Lora's sweater is one of hundreds of products popular flash sale and discount websites are now creating.

A review of federal records reveals: Rue La La, One Kings Lane, Zulily, Ideeli and Gilt all applied for, or registered trademarks for, items that range from clothing, to jewelry, to home goods.

Melissa Davis is with Shopstyle. She explains, "It's a big trend that we're seeing, and I think we will continue to see retailers sell more exclusive products."

So, why are some online sale and discount sites now selling exclusive private label merchandise? Experts say: Businesses make more money selling their own products. Now that the economy is improving people are paying more for luxury goods, so there's less inventory for discount and sale sites.

Online retail expert Lauren Freedman adds, "In tighter inventory times it gives them a chance to maybe sell a range of goods that's a little bit broader, and I think there's an opportunity to that potentially some of that product could be great product."

Gilt, which filed the most trademarks in a review of the flash sale and discount sites, says: "With six years of sales history, we know exactly what our members are looking for and our private label merchandise serves our more intent-based shoppers."

Those in the 'e-tail' biz say these sites closely watch what shoppers buy. Says Davis, "From consumer trends they've known throughout the years what people are looking for, and what they're missing."

Not all sites make it clear they're the makers behind some of the products they sell, and that original price you see next to the discount is what retailers value the item at, even if it might not have ever been sold at full price.

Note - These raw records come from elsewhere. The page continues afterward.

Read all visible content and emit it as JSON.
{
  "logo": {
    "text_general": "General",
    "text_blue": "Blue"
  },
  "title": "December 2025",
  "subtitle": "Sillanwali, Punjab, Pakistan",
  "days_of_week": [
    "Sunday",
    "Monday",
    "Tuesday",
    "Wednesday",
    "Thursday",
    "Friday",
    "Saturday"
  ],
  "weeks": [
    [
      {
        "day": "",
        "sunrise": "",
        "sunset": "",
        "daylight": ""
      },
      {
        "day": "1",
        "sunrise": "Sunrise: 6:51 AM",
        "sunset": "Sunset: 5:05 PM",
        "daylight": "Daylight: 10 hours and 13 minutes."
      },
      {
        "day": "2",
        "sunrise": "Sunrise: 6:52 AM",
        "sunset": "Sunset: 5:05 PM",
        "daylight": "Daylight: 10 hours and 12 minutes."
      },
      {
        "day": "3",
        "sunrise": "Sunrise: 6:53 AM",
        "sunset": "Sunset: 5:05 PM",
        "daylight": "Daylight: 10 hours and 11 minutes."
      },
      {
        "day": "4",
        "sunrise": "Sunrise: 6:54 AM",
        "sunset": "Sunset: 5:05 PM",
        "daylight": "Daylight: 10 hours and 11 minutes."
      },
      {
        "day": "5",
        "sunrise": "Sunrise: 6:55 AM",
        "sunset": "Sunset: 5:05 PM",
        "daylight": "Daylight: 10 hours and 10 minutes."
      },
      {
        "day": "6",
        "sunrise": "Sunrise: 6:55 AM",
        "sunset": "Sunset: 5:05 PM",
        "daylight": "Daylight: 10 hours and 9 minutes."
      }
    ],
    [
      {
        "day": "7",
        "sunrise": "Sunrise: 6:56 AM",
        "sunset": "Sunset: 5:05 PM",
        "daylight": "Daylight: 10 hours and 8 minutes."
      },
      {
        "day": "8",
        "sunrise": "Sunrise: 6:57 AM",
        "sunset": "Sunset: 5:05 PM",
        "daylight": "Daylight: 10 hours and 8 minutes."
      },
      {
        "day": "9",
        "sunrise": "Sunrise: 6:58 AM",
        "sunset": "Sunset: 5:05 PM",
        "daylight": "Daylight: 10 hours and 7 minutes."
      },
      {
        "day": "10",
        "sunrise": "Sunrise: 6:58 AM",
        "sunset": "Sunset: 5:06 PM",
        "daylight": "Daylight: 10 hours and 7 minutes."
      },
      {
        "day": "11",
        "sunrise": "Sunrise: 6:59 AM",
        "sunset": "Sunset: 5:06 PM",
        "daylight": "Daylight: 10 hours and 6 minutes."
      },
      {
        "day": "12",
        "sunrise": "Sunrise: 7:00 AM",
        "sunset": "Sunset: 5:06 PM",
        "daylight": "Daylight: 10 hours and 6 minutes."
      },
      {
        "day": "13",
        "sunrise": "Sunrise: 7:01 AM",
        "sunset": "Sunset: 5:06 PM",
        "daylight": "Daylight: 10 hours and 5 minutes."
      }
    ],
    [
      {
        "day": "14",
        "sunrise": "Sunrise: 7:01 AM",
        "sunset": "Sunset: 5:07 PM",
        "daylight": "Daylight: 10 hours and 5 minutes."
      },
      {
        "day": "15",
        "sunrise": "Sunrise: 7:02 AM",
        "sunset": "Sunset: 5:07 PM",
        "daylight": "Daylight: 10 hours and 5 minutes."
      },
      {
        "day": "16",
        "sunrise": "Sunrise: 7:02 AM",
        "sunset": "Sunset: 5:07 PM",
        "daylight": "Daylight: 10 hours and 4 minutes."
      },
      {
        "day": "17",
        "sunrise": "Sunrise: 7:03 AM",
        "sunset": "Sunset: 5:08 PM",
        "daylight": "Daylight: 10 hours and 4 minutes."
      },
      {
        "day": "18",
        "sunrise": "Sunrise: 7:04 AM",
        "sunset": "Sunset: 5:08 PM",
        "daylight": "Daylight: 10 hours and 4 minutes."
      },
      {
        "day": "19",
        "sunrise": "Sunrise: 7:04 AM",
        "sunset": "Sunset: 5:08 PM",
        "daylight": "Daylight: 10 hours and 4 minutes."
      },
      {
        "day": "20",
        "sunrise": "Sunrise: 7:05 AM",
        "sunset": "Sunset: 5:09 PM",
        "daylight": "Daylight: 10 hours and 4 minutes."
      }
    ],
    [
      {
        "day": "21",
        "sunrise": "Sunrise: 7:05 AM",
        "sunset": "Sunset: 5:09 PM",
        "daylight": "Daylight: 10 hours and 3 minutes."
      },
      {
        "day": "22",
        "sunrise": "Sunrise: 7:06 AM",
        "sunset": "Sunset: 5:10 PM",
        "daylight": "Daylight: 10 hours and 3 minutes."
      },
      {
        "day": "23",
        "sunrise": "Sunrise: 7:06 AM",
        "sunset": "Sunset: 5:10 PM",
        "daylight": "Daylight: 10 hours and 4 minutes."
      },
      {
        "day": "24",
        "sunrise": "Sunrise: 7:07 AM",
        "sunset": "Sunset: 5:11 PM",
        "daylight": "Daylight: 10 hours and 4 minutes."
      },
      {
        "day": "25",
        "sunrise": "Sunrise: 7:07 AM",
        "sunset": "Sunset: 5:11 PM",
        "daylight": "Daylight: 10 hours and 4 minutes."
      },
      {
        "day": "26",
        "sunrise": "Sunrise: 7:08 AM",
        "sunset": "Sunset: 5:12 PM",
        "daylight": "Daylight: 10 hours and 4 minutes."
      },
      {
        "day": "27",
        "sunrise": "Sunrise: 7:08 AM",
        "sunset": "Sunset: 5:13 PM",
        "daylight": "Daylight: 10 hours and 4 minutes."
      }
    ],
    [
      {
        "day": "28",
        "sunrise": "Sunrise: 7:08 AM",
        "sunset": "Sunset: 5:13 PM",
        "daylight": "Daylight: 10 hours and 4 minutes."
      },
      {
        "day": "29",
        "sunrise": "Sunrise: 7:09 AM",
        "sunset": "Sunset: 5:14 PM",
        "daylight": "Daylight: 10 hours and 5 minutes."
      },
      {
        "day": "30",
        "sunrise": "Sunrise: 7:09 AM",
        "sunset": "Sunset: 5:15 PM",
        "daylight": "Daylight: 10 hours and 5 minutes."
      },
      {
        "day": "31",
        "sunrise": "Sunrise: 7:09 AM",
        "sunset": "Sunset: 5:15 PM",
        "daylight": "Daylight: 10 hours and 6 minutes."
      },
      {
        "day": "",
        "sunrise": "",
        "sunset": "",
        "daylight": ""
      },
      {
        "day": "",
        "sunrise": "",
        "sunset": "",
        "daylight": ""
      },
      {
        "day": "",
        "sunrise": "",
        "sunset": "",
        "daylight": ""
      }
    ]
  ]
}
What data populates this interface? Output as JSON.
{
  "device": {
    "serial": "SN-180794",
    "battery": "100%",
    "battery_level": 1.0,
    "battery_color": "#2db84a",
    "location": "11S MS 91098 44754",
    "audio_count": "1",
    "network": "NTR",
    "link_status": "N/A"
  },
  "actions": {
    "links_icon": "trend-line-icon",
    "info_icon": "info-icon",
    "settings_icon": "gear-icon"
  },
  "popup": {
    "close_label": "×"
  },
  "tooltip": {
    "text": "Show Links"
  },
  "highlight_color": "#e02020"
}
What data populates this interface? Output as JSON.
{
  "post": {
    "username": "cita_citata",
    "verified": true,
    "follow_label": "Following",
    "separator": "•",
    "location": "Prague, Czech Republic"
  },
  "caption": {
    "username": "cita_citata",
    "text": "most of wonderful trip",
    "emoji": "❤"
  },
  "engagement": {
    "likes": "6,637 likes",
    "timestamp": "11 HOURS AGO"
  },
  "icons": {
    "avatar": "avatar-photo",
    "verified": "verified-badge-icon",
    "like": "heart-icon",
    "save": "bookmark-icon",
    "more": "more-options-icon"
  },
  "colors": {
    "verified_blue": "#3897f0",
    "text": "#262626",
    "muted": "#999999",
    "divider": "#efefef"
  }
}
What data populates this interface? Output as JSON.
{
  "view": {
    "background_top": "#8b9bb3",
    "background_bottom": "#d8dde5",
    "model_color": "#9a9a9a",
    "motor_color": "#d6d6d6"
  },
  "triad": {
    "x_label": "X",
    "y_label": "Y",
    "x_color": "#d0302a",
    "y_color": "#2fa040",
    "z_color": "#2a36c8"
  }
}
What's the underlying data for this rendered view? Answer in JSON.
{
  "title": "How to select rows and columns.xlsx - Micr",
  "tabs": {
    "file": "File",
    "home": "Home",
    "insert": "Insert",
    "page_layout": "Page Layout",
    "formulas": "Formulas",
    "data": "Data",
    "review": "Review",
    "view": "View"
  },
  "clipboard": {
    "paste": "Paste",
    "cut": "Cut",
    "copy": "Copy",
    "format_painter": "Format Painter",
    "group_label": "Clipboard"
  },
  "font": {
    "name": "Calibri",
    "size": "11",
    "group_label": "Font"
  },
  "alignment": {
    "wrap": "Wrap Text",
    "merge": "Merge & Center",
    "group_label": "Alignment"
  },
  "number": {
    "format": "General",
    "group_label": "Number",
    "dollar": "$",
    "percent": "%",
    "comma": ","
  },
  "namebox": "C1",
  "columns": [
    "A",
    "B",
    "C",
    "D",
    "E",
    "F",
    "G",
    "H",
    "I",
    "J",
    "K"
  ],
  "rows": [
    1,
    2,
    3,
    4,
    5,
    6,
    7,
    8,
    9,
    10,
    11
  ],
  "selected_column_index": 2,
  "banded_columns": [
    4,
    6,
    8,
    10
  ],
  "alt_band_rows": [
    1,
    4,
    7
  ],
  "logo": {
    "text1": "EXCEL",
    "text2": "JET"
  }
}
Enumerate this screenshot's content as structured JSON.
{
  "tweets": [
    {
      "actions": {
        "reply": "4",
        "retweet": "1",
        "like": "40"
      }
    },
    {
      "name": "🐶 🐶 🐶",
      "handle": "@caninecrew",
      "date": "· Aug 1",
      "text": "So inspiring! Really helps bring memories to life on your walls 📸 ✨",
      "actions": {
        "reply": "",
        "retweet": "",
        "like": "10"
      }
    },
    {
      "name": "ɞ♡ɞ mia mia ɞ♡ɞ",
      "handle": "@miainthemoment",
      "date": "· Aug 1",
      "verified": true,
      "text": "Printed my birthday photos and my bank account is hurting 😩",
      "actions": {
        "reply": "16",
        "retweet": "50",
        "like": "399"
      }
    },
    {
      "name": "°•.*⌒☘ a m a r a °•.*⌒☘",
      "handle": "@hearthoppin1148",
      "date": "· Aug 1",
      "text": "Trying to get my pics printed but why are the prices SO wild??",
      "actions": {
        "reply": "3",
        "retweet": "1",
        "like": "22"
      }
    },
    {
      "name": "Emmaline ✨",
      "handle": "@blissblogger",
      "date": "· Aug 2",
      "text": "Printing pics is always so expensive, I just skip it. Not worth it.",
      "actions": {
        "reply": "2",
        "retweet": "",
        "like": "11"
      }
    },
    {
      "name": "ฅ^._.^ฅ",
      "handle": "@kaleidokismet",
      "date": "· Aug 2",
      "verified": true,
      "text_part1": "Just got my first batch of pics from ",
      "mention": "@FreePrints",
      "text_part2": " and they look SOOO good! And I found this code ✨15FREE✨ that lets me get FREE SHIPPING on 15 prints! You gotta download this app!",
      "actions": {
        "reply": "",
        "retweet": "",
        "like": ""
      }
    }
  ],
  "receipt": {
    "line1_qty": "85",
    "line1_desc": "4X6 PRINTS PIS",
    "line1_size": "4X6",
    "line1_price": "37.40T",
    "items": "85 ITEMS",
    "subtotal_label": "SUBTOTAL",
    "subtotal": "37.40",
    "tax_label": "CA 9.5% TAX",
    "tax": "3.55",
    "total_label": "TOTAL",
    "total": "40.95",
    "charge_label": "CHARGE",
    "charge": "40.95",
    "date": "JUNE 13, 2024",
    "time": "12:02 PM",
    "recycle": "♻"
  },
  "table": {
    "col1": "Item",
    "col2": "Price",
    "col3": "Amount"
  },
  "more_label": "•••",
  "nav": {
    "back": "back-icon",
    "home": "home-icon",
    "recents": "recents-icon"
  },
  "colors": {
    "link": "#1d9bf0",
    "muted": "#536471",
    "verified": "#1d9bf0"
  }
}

So should discount websites be more upfront? Freedman notes, "I don't think its necessary, but it certainly can't hurt and it makes it more transparent to the consumer and, you know any time you make something more transparent I think its positive for the shopper."

To make sure your online shopping experience is positive, experts say when ordering a new brand: -Research similar items for sale to make sure the one you want is competitively priced

-Check out online reviews

-Know the site's return policy, since some will only issue you a credit

Lora says now that she knows about this new private label trend, she's willing to give other items a try.

"It's just another designer out there, somebody put their hard work into making this."

Retail insiders point out that many department stores have been selling their own private labels for years, and sometimes those aren't advertised as store brands.